In attempting to unpick some of the questions, Nelles and Al-Badri mentioned the Danish geneticist Eske Willerslev, Director of the Center for GeoGenetics at the University of Copenhagen. Willerslev has been conducting in-depth gene testing on ancient DNA to reconstruct the past 50,000 years of human history. When testing DNA from Aboriginal Australian hair samples, Willerslev found that the living Aboriginal Australian community were greatly offended that he had not asked them for consent first. Ever since, these cultural protocols from the Aboriginal community have been brought to his attention, he seeks permission first when working with samples with indigenous origins from living cultures. Willerslev gets to the heart of the matter when he says “just because it’s legally right doesn’t make it ethically right.”
The artists also discussed other ideas they are working on, including their current project of working with Tanzanian communities to research over 11,000 objects in the Berlin Ethnologisches Museum as an example of involving communities in a meaningful way. Participants were also very interested in the Pacific Collection Access Project at Auckland Museum and from both examples wondered how they could start rethinking their own practices and include communities in future projects. The group also discussed examples of repatriation of human remains and artefacts from museum collections and wondered if the future would see a mass repatriation of culturally significant objects back to their rightful owners, leaving an empty museum. The idea of having 3D printed replicas of objects in their place was raised and a lively conversation ensued posing the question: does virtual repatriation solve this issue instead? The workshop put forth many different perspectives and planted a seed that will hopefully generate a change in future museum practice.
Other projects aside from the conference that have started to take the lead in creating safe spaces online for indigenous communities include Murkutu, the open source software which has been developed specifically to allow for communities to share and preserve their cultural heritage using modern technology. An adjacent archive platform provides tools that can be adapted to suit cultural values and link into heritage institutions collections. Murkutu also uses the TK (traditional knowledge) labels or licences which have been developed by the Local Contexts organisation in collaboration with indigenous communities. These are used to navigate the ethical considerations and the public domain status of heritage collections.

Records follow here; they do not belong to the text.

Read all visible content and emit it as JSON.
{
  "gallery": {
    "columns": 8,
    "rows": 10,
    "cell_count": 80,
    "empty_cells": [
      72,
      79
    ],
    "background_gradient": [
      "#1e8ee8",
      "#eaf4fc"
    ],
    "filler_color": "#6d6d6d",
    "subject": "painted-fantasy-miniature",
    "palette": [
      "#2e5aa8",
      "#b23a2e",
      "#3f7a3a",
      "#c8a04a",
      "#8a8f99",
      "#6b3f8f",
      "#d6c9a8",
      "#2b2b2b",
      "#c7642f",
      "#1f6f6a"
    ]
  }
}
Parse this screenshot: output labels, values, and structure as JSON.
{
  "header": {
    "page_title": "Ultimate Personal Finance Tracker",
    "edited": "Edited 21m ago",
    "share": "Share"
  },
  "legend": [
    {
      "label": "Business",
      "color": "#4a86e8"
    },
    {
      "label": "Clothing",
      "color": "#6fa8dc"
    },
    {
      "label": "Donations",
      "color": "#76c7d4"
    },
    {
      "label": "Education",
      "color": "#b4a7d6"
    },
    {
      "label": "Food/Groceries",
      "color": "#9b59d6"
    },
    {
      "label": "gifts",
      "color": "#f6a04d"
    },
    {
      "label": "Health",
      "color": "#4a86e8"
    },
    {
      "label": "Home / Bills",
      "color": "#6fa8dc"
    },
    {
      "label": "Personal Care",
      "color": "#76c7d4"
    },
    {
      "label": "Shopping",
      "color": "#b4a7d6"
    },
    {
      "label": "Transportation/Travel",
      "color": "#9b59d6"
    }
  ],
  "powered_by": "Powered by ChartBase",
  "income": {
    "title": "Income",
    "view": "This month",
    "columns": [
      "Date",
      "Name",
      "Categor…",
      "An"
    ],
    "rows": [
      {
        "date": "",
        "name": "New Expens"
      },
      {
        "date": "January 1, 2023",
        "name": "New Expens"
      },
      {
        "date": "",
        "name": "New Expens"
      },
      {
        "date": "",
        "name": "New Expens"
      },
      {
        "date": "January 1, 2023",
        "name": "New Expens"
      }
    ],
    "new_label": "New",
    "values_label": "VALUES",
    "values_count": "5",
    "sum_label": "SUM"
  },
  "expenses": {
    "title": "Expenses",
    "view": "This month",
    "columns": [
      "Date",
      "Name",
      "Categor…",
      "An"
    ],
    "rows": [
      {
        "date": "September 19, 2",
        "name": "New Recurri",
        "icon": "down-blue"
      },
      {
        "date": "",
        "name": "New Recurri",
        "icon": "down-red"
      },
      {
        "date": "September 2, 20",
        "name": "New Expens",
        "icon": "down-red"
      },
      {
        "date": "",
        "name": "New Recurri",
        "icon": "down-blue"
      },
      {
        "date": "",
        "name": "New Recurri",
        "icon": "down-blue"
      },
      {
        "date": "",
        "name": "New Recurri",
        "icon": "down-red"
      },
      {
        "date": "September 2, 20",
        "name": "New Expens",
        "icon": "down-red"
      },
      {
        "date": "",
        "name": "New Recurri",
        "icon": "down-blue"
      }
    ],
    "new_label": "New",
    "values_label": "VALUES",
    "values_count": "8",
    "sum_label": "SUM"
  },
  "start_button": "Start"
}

All of these conversations, both in New Zealand and overseas, are important in offering a variety of viewpoints and anecdotes on how to cater for indigenous communities and how these communities might want their objects cared for or reproduced. With these in mind, we can see that the wider GLAM sector has the opportunity to engage with Māori and Pacific communities using new technologies, such as the Murkutu archive platform, and create safe spaces online, if they haven’t already done so. Furthermore, these conversations demonstrate that implementing the WAI262 recommendations of the Waitangi Tribunal and acknowledging Māori knowledge within current intellectual property legislation is paramount in moving this long overdue recognition forward. New Zealand has an opportunity with the upcoming copyright act review to take a global lead in caring for traditional knowledge of indigenous communities, and we should be welcoming it with open arms.